The kicker here is that these console players essentially used an open-baffle topology for the loudspeakers. While the drivers were mounted in the cabinet, the cabinet itself was at least partially open on most models, and didn’t conform to the design considerations that we see in modern sealed and vented topologies. (The mathematical approaches that inform these modern designs would be developed by A. Neville Thiele and Richard H. Small, two Australian broadcast engineers to whom we are deeply indebted, in the early 1960s.) As such, the woofer would have been manufactured to perform well in this nominally open-baffle role, and would have been expected to reproduce a passable bandwidth for full-spectrum musical reproduction in conjunction with a tweeter. Score!
I sliced up some whitewood 2x4s to make little feet that I screwed into the bottom of the baffle so it could stand upright. I installed a jack plate in the top corner of the baffle, with a 1/4″ TS jack to receive input from a power amplifier. To maintain a sort of genetic continuity, this jack was cannibalized from Squawker 1.0, thereby formally retiring the first-generation unit in favor of bigger and better things. I lacked a hole saw and didn’t want to break out a router so casually, so cutting the required 3″ hole became a laborious process involving a large drill bit, a coping saw, and a few hours of carefully working away at the rough cutout with a rasp while I crushed a couple beers to keep my spirits up. I glued the jack plate in place with silicone adhesive and wired the jack directly to the speaker terminals with zip cord.
I used a cheap mic preamplifier with a DI input to bring my guitar signal up to line level, and fed this to an ancient 40W mono power amp from Radioshack. I’d estimate that the driver’s RMS power handling tops out at 30W @ 4Ω, its nominal impedance, so this arrangement works fine.
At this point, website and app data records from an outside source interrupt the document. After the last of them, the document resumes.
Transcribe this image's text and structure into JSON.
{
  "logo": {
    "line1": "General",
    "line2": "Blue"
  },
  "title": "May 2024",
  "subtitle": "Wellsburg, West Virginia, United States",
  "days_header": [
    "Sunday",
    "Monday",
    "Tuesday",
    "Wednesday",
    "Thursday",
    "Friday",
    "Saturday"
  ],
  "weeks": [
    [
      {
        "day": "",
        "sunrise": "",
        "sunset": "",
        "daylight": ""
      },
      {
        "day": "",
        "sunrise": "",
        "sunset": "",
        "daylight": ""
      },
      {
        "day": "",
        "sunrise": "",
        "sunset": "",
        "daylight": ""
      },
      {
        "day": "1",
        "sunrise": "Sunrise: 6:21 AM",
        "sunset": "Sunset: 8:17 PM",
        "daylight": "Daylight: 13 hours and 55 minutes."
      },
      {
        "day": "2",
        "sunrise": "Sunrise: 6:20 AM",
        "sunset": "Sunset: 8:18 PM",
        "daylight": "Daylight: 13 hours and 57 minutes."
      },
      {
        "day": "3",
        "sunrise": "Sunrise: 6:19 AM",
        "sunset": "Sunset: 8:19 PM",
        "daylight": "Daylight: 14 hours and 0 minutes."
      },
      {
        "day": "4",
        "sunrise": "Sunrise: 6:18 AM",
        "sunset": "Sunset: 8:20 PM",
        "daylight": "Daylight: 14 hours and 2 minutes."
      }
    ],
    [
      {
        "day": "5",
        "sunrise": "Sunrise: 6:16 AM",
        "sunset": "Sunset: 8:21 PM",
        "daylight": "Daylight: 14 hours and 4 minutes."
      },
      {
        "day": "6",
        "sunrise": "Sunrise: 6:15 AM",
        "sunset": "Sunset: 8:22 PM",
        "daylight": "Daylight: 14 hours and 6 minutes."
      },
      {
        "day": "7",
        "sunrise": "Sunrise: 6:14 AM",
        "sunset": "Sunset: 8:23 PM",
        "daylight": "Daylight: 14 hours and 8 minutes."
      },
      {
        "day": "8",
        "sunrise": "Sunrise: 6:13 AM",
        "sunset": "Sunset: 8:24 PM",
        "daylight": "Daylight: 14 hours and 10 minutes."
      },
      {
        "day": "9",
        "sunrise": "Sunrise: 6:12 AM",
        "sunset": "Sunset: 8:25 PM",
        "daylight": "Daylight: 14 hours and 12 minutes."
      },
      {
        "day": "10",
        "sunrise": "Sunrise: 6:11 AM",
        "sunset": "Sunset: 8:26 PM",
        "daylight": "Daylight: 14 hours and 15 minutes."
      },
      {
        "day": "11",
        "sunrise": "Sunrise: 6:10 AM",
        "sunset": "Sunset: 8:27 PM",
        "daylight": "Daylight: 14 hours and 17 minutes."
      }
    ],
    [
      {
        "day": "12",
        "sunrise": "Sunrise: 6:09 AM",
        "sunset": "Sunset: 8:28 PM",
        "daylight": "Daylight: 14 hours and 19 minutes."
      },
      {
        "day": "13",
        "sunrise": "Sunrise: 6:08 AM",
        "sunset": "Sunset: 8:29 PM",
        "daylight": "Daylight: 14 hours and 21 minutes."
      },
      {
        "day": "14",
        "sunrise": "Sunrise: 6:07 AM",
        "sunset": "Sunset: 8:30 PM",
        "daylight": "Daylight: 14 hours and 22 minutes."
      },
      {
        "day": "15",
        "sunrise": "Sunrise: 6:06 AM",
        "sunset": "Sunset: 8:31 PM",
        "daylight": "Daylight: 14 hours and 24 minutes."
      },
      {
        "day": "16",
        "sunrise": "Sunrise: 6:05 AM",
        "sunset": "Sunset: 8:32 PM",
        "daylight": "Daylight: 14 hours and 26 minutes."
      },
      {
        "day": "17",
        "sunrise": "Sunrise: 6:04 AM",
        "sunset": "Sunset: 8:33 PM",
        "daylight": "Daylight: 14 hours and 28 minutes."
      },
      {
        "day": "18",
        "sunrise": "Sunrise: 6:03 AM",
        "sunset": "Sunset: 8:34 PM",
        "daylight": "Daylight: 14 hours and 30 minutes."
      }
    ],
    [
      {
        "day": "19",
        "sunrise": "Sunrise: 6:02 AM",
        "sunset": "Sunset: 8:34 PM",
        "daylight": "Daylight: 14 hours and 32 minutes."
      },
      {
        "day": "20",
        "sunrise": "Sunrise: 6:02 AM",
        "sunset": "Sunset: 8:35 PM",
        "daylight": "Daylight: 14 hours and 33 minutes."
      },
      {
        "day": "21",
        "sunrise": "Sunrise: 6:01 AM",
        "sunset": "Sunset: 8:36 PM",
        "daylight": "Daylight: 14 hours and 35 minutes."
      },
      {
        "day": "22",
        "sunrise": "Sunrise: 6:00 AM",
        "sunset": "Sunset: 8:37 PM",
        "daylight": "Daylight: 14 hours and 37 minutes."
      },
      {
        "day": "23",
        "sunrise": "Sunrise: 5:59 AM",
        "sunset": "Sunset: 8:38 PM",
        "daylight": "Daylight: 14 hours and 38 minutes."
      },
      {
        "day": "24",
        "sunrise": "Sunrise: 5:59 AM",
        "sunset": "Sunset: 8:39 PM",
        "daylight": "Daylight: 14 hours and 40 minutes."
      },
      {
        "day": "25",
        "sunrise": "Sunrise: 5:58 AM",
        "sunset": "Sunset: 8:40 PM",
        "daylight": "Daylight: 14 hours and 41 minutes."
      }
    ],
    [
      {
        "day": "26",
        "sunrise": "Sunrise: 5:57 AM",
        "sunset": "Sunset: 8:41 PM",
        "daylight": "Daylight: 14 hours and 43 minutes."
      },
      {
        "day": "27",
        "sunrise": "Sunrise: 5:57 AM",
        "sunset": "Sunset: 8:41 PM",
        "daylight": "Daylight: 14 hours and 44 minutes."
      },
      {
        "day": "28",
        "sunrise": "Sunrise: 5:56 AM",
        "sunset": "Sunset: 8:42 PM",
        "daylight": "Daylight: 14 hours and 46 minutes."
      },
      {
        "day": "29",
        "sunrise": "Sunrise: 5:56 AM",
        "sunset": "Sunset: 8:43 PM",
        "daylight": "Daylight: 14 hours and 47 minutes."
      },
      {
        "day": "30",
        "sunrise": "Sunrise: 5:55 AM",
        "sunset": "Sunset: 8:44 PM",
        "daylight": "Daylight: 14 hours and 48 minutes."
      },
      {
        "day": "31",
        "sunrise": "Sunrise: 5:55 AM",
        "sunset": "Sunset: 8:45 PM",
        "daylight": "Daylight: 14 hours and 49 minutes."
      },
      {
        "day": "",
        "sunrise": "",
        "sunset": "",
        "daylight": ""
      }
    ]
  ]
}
At 12 o’clock on the amp, it’s plenty loud for practice, recording, and even small gigs, and the driver enters a surprisingly smooth breakup when pushed harder. Compared to sealed and vented enclosures, open-baffle speakers can have a sort of blurry, ambient characteristic to the way that they fill a room. In this case, that’s exactly what I wanted.
With the baffle being roughly 2′ x 2′, the unit is able to reproduce frequencies down to about 200 Hz before phase cancellation occurs between the front and rear emissions, as described earlier. This is a substantial improvement over Squawker 1.0, which dropped off a cliff more than an octave above that, at 450 Hz. While the guitar’s lowest fundamental is around 82 Hz in E standard, the bottom octave is of limited use in many contexts, and is often removed from the mix to leave space for bass instruments like kick drum and electric bass guitar. The majority of the guitar’s useful low-end comes instead from the second harmonic (starting at around 165 Hz on the low E).
I haven’t measured the high-end response, but I’d estimate that it has substantial output up to about 3 kHz; a tad dark compared to a modern guitar driver, but I’m definitely not losing sleep over it. This is the Squawker I’d always imagined.
Being a hi-fi woofer intended for full-range music reproduction in the living room, it lacks the inherent coloration and compression that is often expected from a guitar speaker; it has a sort of neutral quality to it that makes it a good ‘clean slate’ for tone shaping with pedals and the like. When driven hard with distortion, it ‘barks’ nicely, and has a surprisingly articulate character compared to the 10″ Eminence guitar driver in my practice amp. It’s not that it’s better or worse - it just sounds different in a way that I get excited about. If the tear in the cone is introducing any nonlinearities (and I’m inclined to think that it is), then goddamn it, I love them, and I definitely don’t plan on mending the tear.
Pretty cool what you can toss together with a lucky pull from the garbage!